President Donald Trump wants the State Department and the U.S. Agency for International Development to cut their budgets by at least 37 percent, a source familiar with the issue confirmed Tuesday.
The proposal would likely require dramatic restructuring and staffing cuts at the two institutions most responsible for U.S. diplomacy and foreign aid, and it immediately faced bipartisan resistance in Congress.
“It’s dead on arrival. It’s not going to happen. It would be a disaster,” said Sen. Lindsey Graham, a hawkish South Carolina Republican.
“Probably not,” Senate Majority Leader Mitch McConnell said when asked if the Senate would agree to cutting the State Department so dramatically.
The State Department and USAID budget request for this fiscal year is around $50 billion, part of a broader $58.8 billion “international affairs budget,” but a drop in the overall $3 trillion-plus federal budget.
The cuts proposed by the Trump administration would help offset some $54 billion in additional military spending. Trump administration officials have indicated much of the cuts to State and USAID would target foreign aid programs.
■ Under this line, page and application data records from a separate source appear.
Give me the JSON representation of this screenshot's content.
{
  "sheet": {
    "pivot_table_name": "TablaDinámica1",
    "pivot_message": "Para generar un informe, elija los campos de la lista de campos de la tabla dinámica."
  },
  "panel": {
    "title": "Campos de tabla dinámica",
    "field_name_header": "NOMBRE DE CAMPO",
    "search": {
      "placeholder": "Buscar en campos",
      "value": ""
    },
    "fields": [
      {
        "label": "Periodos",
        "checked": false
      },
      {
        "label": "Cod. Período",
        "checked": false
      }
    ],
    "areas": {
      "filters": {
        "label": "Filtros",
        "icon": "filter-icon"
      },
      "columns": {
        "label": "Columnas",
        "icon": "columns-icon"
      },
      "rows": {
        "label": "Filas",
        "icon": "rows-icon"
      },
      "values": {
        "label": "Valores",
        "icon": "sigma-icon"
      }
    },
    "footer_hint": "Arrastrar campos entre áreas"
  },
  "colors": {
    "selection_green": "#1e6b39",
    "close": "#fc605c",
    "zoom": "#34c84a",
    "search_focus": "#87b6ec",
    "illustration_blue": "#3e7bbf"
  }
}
White House spokespeople did not have an immediate comment. A State Department spokesman declined to confirm the figure. The Associated Press reported the proposed budget cut number earlier on Tuesday.
Trump aides say most federal agencies will see some cuts to help fund the additional military spending. Other particularly hard hit agencies include the Environmental Protection Agency, which reportedly faces a budget cut of roughly 25 percent.
Ultimately, the budget is separate from the spending process that will fund the various departments and Congress is highly unlikely to go along with most of Trump’s request when it is time to fund the government.
That being said, the targeting of the State Department and USAID is the clearest sign yet that Trump views military force, not diplomacy and foreign aid, as the primary way to assert U.S. influence abroad.
However, many lawmakers and activists on both sides of the aisle argue that the U.S. undermines its global standing and its national security if it does not fully use non-military tools such as diplomacy and assistance to struggling nations.
“I for one, just speaking for myself, think the diplomatic portion of the federal budget is very important. and you get results a lot cheaper, frequently, than you do on the defense side,” said McConnell, a Republican from Kentucky.
Earlier Tuesday, Florida Sen. Marco Rubio, a Republican, wrote on Twitter: “Foreign Aid is not charity. We must make sure it is well spent, but it is less than 1% of budget & critical to our national security.”
On Monday, more than 120 retired generals and admirals released a letter they sent to leading lawmakers urging them to safeguard the State and USAID budgets.